Listen Iwo Jima veterans
Listen Charles Lindberg at Memorial Day 2007 ceremony
May 29, 2007
Listen Listen to the entire Memorial Day program
May 30, 2007
After "The Star Spangled Banner" played, there was an invocation and elected officials took the stage. It was all to celebrate a new Richfield memorial -- the Honoring All Veterans Memorial designed by Travis Gorshe.
Gorshe says the circular monument will include six columns.
"They bend inward facing the American flag," Gorshe explains. "Each column represents the Army, Navy, Air Force, Marines, Coast Guard and Merchant Marines. The curvature of the columns stands for our armed services, which bend but they never break."
Gorshe says a 22,000 pound piece of taconite, already in place, will be the centerpiece of the memorial. He says even though the monument will honor all veterans, it will tell the story of the first flag raising at Iwo Jima in 1945.
It will include a bronze sculpture of Charles "Chuck" Lindberg. Lindberg, 86, who lives in Richfield, was one of the World War II veterans who raised the first flag at Iwo Jima.
Lindberg was the special guest at the ceremony, but he wasn't the only Iwo Jima vet at the event. Midway through the ceremony, an emcee made a surprising announcement to the crowd.
"I have learned that there are possibly two or three more survivors from Iwo Jima here. Where are those survivors from Iwo Jima?"
As it turns out, there were five other Iwo Jima survivors at the ceremony in Richfield. The men range in age from 81 to 86. They joined Lindberg to take pictures and they chatted about D-Day in 1945, like it was yesterday.
Jerome Mickelson was in the Marines.
"We got up that morning. We looked out. All you could see was ships," Mickelson said. "Where did they come from, how they got there? It was ship after ship after ship."
Bob Malone was listening to Mickelson and picked up the story.
"It was pretty impressive. That first morning, about 5 o'clock, it was really impressive where all the ships were firing in on the beach. The battle ships were firing in from over the horizon," Malone remembered. "That whole place was covered with smoke. I thought to myself, 'You know, they're going to kill all those SOBs in there, we're not going to have much to do.' It came as kind of a shock to find out they didn't."
The veterans said they were proud of their service, and pleased that a memorial will be built to honor all members of the military who've died in war time.
Bob Malone, 86, was in the Navy. He says the memorials help people remember the nation's history. But he also says he was a bit surprised at the call for veterans at Monday's ceremony.
"It came as a complete shock to me," Malone says. "I was perfectly content sitting over there, big, fat, dumb and happy, sitiing in my chair. I didn't need to get up for anything."

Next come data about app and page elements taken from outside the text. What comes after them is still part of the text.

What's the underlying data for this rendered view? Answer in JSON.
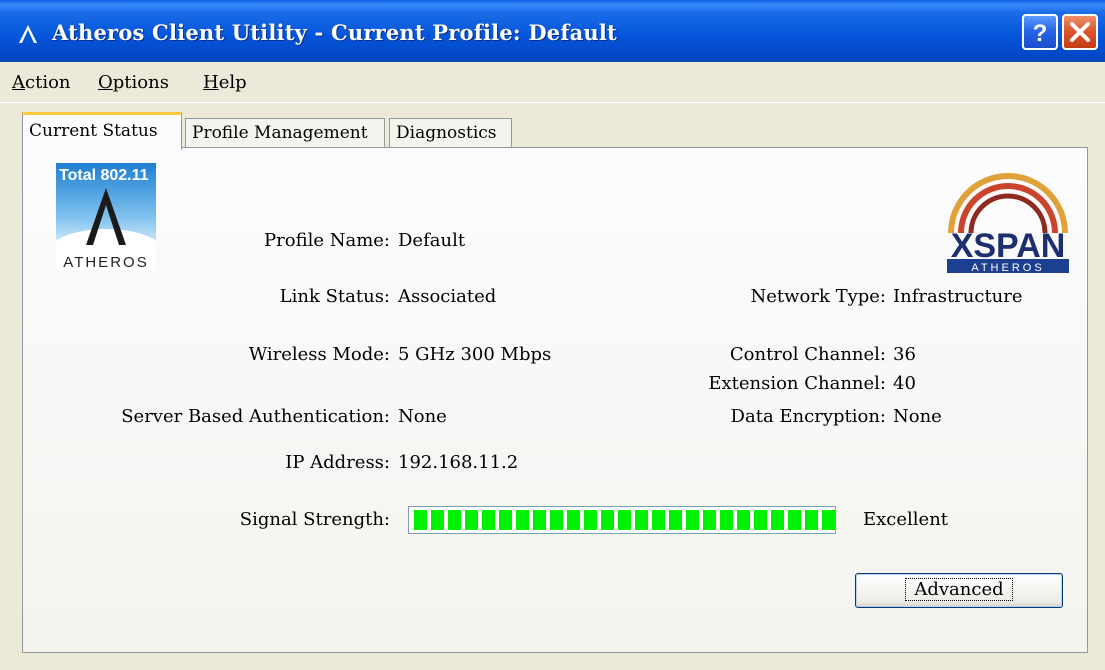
{
  "window": {
    "title": "Atheros Client Utility - Current Profile: Default",
    "help_glyph": "?",
    "close_glyph": "✕"
  },
  "menu": [
    {
      "label": "Action"
    },
    {
      "label": "Options"
    },
    {
      "label": "Help"
    }
  ],
  "tabs": [
    {
      "label": "Current Status",
      "active": true
    },
    {
      "label": "Profile Management",
      "active": false
    },
    {
      "label": "Diagnostics",
      "active": false
    }
  ],
  "logos": {
    "left_text_top": "Total 802.11",
    "left_text_bottom": "ATHEROS",
    "right_text_top": "XSPAN",
    "right_text_bottom": "ATHEROS"
  },
  "status": {
    "profile_name_label": "Profile Name:",
    "profile_name": "Default",
    "link_status_label": "Link Status:",
    "link_status": "Associated",
    "wireless_mode_label": "Wireless Mode:",
    "wireless_mode": "5 GHz 300 Mbps",
    "server_auth_label": "Server Based Authentication:",
    "server_auth": "None",
    "ip_label": "IP Address:",
    "ip": "192.168.11.2",
    "network_type_label": "Network Type:",
    "network_type": "Infrastructure",
    "control_channel_label": "Control Channel:",
    "control_channel": "36",
    "extension_channel_label": "Extension Channel:",
    "extension_channel": "40",
    "data_encryption_label": "Data Encryption:",
    "data_encryption": "None",
    "signal_label": "Signal Strength:",
    "signal_text": "Excellent",
    "signal_level": 1.0
  },
  "buttons": {
    "advanced": "Advanced"
  },
  "colors": {
    "titlebar": "#0453d9",
    "signal_bar": "#00f000",
    "active_tab_accent": "#ffc83c"
  }
}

But the people attending the Memorial Day event in Richfield seemed quite pleased that the World War II veterans were there. They treated them like royalty, taking their pictures and asking for autographs. The wife of one of the veterans even said she's grateful for the tribute to her husband. She says this is an important part of his legacy.